Click the button below to download and read the full white paper.
Validating the Tax Status of a Charity: A private foundation must validate the IRS exempt status of every 501(c)(3) public charity every time it makes a grant to it.
Making Scholarship Grants: Many foundations mistakenly believe that they can fund a specific student’s scholarship without advance approval from the IRS—as long as the grant is paid directly to the university and not to the student. Not true.
Paying off Pledges: A foundation may make its own charitable pledges, but it may not satisfy the personal obligation of a board member or other foundation “insider.”

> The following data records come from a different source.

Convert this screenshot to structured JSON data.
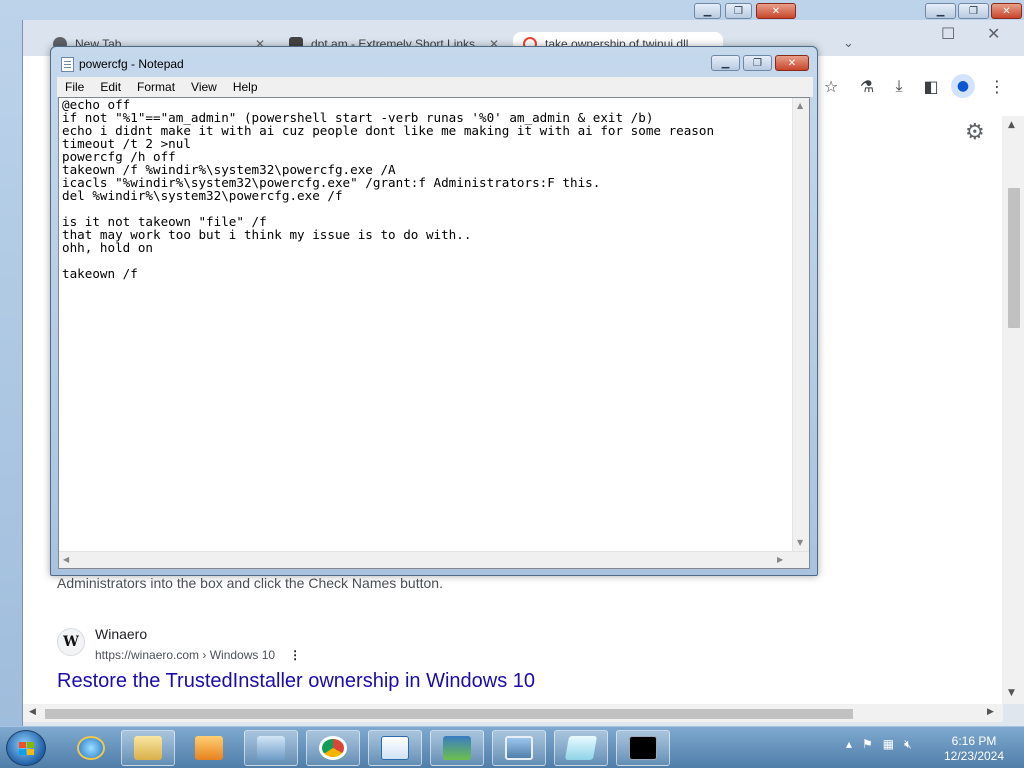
{
  "browser": {
    "tabs": [
      {
        "label": "New Tab",
        "active": false
      },
      {
        "label": "dpt.am - Extremely Short Links",
        "active": false
      },
      {
        "label": "take ownership of twinui.dll",
        "active": true
      }
    ],
    "toolbar_icons": [
      "bookmark-star-icon",
      "experiments-icon",
      "download-icon",
      "side-panel-icon",
      "profile-icon",
      "menu-icon"
    ]
  },
  "page": {
    "snippet": "Administrators into the box and click the Check Names button.",
    "result": {
      "favicon_letter": "W",
      "site_name": "Winaero",
      "url": "https://winaero.com › Windows 10",
      "more": "⋮",
      "title": "Restore the TrustedInstaller ownership in Windows 10"
    }
  },
  "notepad": {
    "title": "powercfg - Notepad",
    "menu": [
      "File",
      "Edit",
      "Format",
      "View",
      "Help"
    ],
    "content": "@echo off\nif not \"%1\"==\"am_admin\" (powershell start -verb runas '%0' am_admin & exit /b)\necho i didnt make it with ai cuz people dont like me making it with ai for some reason\ntimeout /t 2 >nul\npowercfg /h off\ntakeown /f %windir%\\system32\\powercfg.exe /A\nicacls \"%windir%\\system32\\powercfg.exe\" /grant:f Administrators:F this.\ndel %windir%\\system32\\powercfg.exe /f\n\nis it not takeown \"file\" /f\nthat may work too but i think my issue is to do with..\nohh, hold on\n\ntakeown /f"
  },
  "taskbar": {
    "time": "6:16 PM",
    "date": "12/23/2024"
  },
  "colors": {
    "link": "#1a0dab",
    "taskbar": "#4f7ea9"
  }
}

Hosting Fundraising Events: Many states require foundations to report fundraising events and register with the attorney general’s office. Also, the IRS requires foundations to ascribe a value to the benefits provided to attendees and provide a tax receipt.
Buying Tables at Charitable Events: If a private foundation purchases tickets for a charitable event (or is given tickets), there is the potential for self dealing, depending on who attends and the purpose for being there.

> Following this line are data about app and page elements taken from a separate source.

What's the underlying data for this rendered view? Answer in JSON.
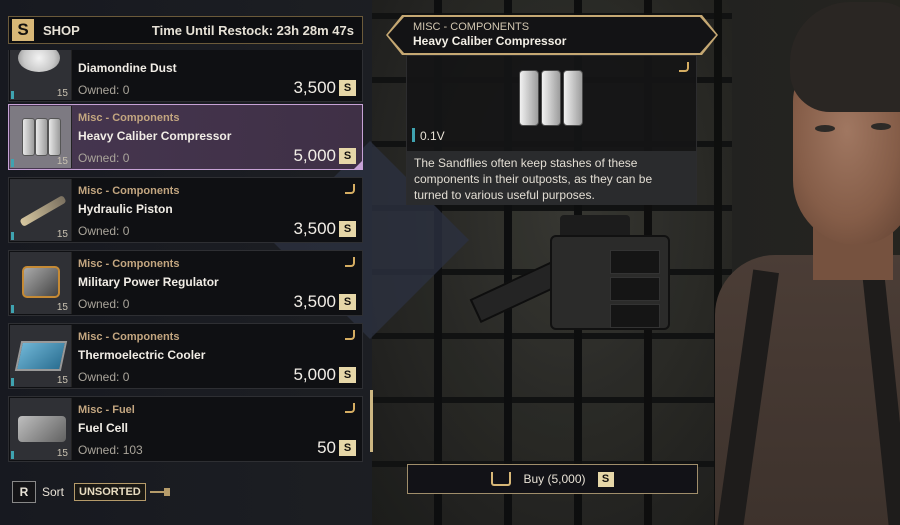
{
  "header": {
    "logo": "S",
    "title": "SHOP",
    "restock": "Time Until Restock: 23h 28m 47s"
  },
  "items": [
    {
      "category": "",
      "name": "Diamondine Dust",
      "owned": "Owned: 0",
      "price": "3,500",
      "quality": "15",
      "art": "dust-icon"
    },
    {
      "category": "Misc - Components",
      "name": "Heavy Caliber Compressor",
      "owned": "Owned: 0",
      "price": "5,000",
      "quality": "15",
      "art": "compressor-icon",
      "selected": true
    },
    {
      "category": "Misc - Components",
      "name": "Hydraulic Piston",
      "owned": "Owned: 0",
      "price": "3,500",
      "quality": "15",
      "art": "piston-icon"
    },
    {
      "category": "Misc - Components",
      "name": "Military Power Regulator",
      "owned": "Owned: 0",
      "price": "3,500",
      "quality": "15",
      "art": "regulator-icon"
    },
    {
      "category": "Misc - Components",
      "name": "Thermoelectric Cooler",
      "owned": "Owned: 0",
      "price": "5,000",
      "quality": "15",
      "art": "cooler-icon"
    },
    {
      "category": "Misc - Fuel",
      "name": "Fuel Cell",
      "owned": "Owned: 103",
      "price": "50",
      "quality": "15",
      "art": "fuel-cell-icon"
    }
  ],
  "currency_symbol": "S",
  "sort": {
    "key": "R",
    "label": "Sort",
    "mode": "UNSORTED"
  },
  "detail": {
    "category": "MISC - COMPONENTS",
    "name": "Heavy Caliber Compressor",
    "weight": "0.1V",
    "description": "The Sandflies often keep stashes of these components in their outposts, as they can be turned to various useful purposes."
  },
  "buy": {
    "label": "Buy (5,000)"
  },
  "colors": {
    "accent_gold": "#c5a873",
    "selected_bg": "#463650",
    "selected_border": "#c7a2d6",
    "quality_bar": "#3fa3b0"
  }
}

Making Grants to Individuals: Grants to relieve human suffering may be made without advance IRS approval, provided that the foundation makes the grant on an objective and non-discriminatory basis; complies with the record-keeping requirements; and does not require the recipient to spend the funds in a particular way.

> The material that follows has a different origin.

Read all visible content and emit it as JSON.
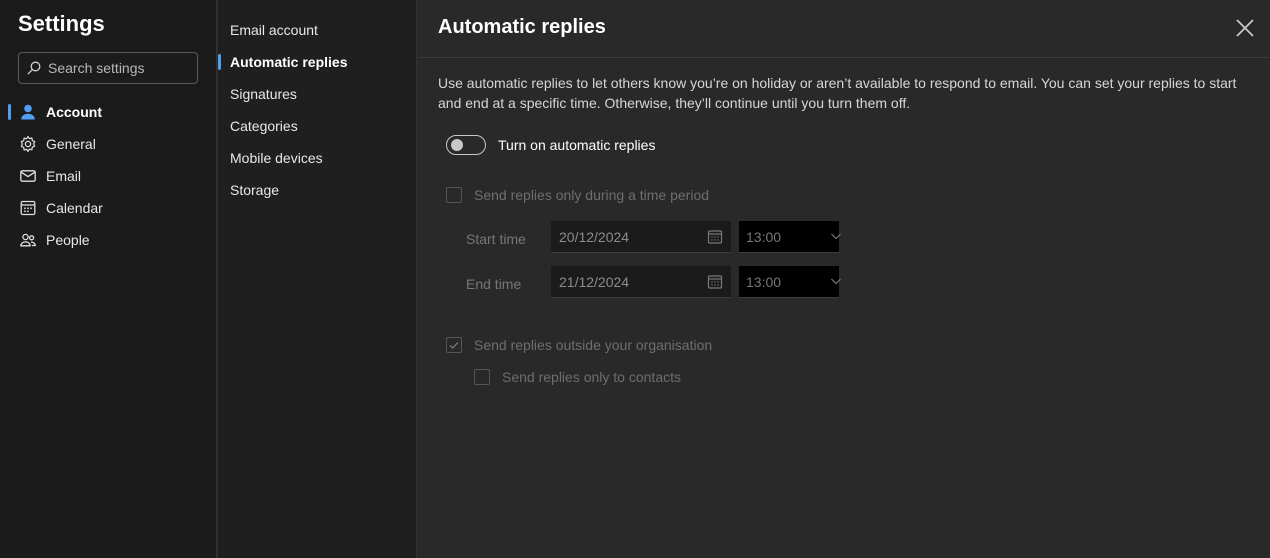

Compensating Foundation Insiders: Foundation officers and trustees may be paid, provided the compensation is reasonable. Reasonableness of the compensation is judged many factors.